Australia’s big four banks will soon be contacting small business customers to inform them of changes to their loan terms, following what is being described as a hard-fought win for SMEs against unfair banking practices.
Fairfax reports the nation’s four biggest financial institutions have now agreed to specific changes that have been pushed by the Australian Securities and Investments Commission (ASIC) and the Australian Small Business and Family Enterprise Ombudsman (ASBFEO) to ensure small business loans of up to $3 million comply with unfair contract laws.
Australian Small Business and Family Enterprise Ombudsman Kate Carnell has questioned the leadership of the banks for failing to act on unfair contracts legislation until they were “called on it”, but says an agreement from the big four to improve lending practices is a step in the right direction.
Speaking to SmartCompany, Carnell says gaining agreement from Commonwealth Bank, Westpac, ANZ and NAB to remove clauses, including the right to vary loans for non-monetary reasons, is a long-fought win for SMEs.
“It will mean that the majority of non-financial default clauses will go … and the timeframes for any changes will be longer,” Carnell says.
It is understood the banks will now be writing to inform small business customers that have signed up to loans on or after November 12 of last year, when new contract fairness provisions came into effect, that the new terms apply to them.
Carnell says this is good news, but questions why it has taken the big four from November 2016 until now to formally commit to changes, with her own office’s inquiry into small business lending practices last year making many of the recommendations now in effect.
“The reality of this is that this was indicative of the approach that the banks have taken in the past, which is, you know, ‘let’s do nothing and see if someone takes us on’. Well that’s just not leadership,” she says.
While the banking sector gave in-principal support for a number of findings from Carnell’s inquiry into small business lending, she says ASIC was still finding unfair contracts popping up in the sector this year.
“ASIC had to sit down with them individually and go through it all to get an outcome that should have been able to delivered last November,” she says.
What has been agreed
In general terms, each of the big four banks have agreed to introduce more simply worded loan summary statements and remove a range of “non-monetary” default clauses, which previously gave banks scope to change loan terms for reasons other than a company’s ability to make payments.
Other significant changes include limiting the banks’ indemnification clauses that previously required small businesses to cover costs incurred through any negligent acts of the lender, and the removal of “material adverse event clauses” that could be used to terminate a loan because of a change of an SME’s circumstances other than the ability to repay the loan.

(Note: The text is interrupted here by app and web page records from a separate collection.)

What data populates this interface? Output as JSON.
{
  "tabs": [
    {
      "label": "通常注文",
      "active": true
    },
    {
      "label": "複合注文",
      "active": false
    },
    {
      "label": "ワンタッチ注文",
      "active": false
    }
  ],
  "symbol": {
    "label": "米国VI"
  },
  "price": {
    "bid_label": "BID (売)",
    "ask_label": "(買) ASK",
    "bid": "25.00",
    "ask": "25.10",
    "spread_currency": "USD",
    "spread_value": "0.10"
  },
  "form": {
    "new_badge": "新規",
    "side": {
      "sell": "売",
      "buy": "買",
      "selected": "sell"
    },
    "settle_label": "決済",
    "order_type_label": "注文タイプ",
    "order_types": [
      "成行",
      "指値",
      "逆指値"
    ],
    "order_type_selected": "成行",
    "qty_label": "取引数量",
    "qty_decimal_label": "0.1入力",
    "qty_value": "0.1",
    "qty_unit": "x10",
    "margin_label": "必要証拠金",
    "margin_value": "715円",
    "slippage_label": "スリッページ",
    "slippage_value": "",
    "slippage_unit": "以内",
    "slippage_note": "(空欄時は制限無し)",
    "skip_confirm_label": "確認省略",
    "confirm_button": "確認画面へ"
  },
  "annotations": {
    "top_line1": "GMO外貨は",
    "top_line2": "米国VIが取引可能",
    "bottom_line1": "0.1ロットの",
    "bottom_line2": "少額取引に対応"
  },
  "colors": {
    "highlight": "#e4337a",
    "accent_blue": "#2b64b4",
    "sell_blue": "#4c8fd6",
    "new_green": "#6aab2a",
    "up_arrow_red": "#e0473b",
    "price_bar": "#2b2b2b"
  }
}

Fairfax reports lenders will now also be more tightly tied to written contract clauses through limitations on what representations can be made to businesses outside of the loan agreement.
Each bank has a differently worded set of policies for when loan terms can be changed or a loan cancelled, most of which involve major changes in a business’s circumstances.
For example, the Commonwealth Bank referred SmartCompany this morning to details it released in April stating a small business could still default on a loan in the event of the loss of a licence needed to conduct a business, or insolvency or bankruptcy.
National Australia Bank’s general manager of small business Leigh O’Neill told SmartCompany the bank has been working on making changes to its small business loans over several months.
“We’ve been working constructively and closely with the industry over recent months, and we are proud to be helping lead the charge on this – including taking measures beyond the Ombudsman’s recommendation,” O’Neill said in a statement this morning.
SmartCompany has contacted ANZ and Westpac for comment.
Where to next?
Carnell says despite these changes being formalised, there is still plenty to monitor when it comes to unfair business lending and contract practices.
“The great dilemma for small businesses is taking the banks on in court is not vaguely even reasonable. So we have to make sure they deliver on their agreements, and they do so in a way that is reasonable,” she says.
And it’s not just the big banks that need to ensure they have fair contracts, says Carnell, who points to Australia’s emerging fintect sector. She believes the rapid growth in the space might have seen companies set up agreements in breach of contract law obligations.
“We think a lot of the fintechs have a lot of work to do. We dont’ believe some of them have quite realised they are also have to comply,” she says.
“The agreement has been agreed with the big four [banks], but now all the other banks have to agree. Now it’s up to all the other banks and financial institutions to come to the party as well.”